» **PROVIDED DATA**:
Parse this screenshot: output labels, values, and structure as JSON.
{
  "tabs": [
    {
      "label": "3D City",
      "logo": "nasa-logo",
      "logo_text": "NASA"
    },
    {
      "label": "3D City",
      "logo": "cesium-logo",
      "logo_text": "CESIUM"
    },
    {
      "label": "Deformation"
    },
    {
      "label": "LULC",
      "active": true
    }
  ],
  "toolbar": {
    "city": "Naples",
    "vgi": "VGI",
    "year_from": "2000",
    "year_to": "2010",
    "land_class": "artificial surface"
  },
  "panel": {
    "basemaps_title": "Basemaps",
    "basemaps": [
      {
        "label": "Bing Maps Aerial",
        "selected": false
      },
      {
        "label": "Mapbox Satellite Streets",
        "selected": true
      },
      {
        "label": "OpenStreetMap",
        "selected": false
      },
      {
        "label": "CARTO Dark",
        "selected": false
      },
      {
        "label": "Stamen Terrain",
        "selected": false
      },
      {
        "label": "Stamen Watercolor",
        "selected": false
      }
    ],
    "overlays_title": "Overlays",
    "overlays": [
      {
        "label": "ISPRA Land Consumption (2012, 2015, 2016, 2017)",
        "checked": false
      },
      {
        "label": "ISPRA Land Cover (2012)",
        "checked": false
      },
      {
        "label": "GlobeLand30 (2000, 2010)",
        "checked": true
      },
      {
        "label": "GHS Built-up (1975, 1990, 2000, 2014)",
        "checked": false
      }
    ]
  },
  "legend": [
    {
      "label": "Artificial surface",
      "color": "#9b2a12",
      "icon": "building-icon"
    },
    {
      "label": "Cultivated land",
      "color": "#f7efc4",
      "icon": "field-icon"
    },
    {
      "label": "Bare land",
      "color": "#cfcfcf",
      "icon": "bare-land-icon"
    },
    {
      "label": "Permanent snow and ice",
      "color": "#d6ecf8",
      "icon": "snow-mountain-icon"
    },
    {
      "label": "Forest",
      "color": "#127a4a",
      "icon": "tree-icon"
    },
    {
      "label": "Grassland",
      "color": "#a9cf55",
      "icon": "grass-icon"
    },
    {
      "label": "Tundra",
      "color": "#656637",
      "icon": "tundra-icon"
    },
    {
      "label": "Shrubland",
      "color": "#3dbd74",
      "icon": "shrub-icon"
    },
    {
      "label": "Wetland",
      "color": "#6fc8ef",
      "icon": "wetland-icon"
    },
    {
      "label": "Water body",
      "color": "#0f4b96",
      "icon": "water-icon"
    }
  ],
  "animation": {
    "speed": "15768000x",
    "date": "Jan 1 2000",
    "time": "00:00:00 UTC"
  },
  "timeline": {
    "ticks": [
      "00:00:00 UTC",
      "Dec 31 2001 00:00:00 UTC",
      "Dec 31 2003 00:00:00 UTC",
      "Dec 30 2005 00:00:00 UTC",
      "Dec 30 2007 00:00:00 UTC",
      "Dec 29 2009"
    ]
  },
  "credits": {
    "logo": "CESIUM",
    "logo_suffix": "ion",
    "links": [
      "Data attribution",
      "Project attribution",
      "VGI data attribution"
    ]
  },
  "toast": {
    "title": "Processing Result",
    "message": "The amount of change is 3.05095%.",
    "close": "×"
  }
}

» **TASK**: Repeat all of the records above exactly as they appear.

» **RESPONSE BELOW**:
Parse this screenshot: output labels, values, and structure as JSON.
{
  "tabs": [
    {
      "label": "3D City",
      "logo": "nasa-logo",
      "logo_text": "NASA"
    },
    {
      "label": "3D City",
      "logo": "cesium-logo",
      "logo_text": "CESIUM"
    },
    {
      "label": "Deformation"
    },
    {
      "label": "LULC",
      "active": true
    }
  ],
  "toolbar": {
    "city": "Naples",
    "vgi": "VGI",
    "year_from": "2000",
    "year_to": "2010",
    "land_class": "artificial surface"
  },
  "panel": {
    "basemaps_title": "Basemaps",
    "basemaps": [
      {
        "label": "Bing Maps Aerial",
        "selected": false
      },
      {
        "label": "Mapbox Satellite Streets",
        "selected": true
      },
      {
        "label": "OpenStreetMap",
        "selected": false
      },
      {
        "label": "CARTO Dark",
        "selected": false
      },
      {
        "label": "Stamen Terrain",
        "selected": false
      },
      {
        "label": "Stamen Watercolor",
        "selected": false
      }
    ],
    "overlays_title": "Overlays",
    "overlays": [
      {
        "label": "ISPRA Land Consumption (2012, 2015, 2016, 2017)",
        "checked": false
      },
      {
        "label": "ISPRA Land Cover (2012)",
        "checked": false
      },
      {
        "label": "GlobeLand30 (2000, 2010)",
        "checked": true
      },
      {
        "label": "GHS Built-up (1975, 1990, 2000, 2014)",
        "checked": false
      }
    ]
  },
  "legend": [
    {
      "label": "Artificial surface",
      "color": "#9b2a12",
      "icon": "building-icon"
    },
    {
      "label": "Cultivated land",
      "color": "#f7efc4",
      "icon": "field-icon"
    },
    {
      "label": "Bare land",
      "color": "#cfcfcf",
      "icon": "bare-land-icon"
    },
    {
      "label": "Permanent snow and ice",
      "color": "#d6ecf8",
      "icon": "snow-mountain-icon"
    },
    {
      "label": "Forest",
      "color": "#127a4a",
      "icon": "tree-icon"
    },
    {
      "label": "Grassland",
      "color": "#a9cf55",
      "icon": "grass-icon"
    },
    {
      "label": "Tundra",
      "color": "#656637",
      "icon": "tundra-icon"
    },
    {
      "label": "Shrubland",
      "color": "#3dbd74",
      "icon": "shrub-icon"
    },
    {
      "label": "Wetland",
      "color": "#6fc8ef",
      "icon": "wetland-icon"
    },
    {
      "label": "Water body",
      "color": "#0f4b96",
      "icon": "water-icon"
    }
  ],
  "animation": {
    "speed": "15768000x",
    "date": "Jan 1 2000",
    "time": "00:00:00 UTC"
  },
  "timeline": {
    "ticks": [
      "00:00:00 UTC",
      "Dec 31 2001 00:00:00 UTC",
      "Dec 31 2003 00:00:00 UTC",
      "Dec 30 2005 00:00:00 UTC",
      "Dec 30 2007 00:00:00 UTC",
      "Dec 29 2009"
    ]
  },
  "credits": {
    "logo": "CESIUM",
    "logo_suffix": "ion",
    "links": [
      "Data attribution",
      "Project attribution",
      "VGI data attribution"
    ]
  },
  "toast": {
    "title": "Processing Result",
    "message": "The amount of change is 3.05095%.",
    "close": "×"
  }
}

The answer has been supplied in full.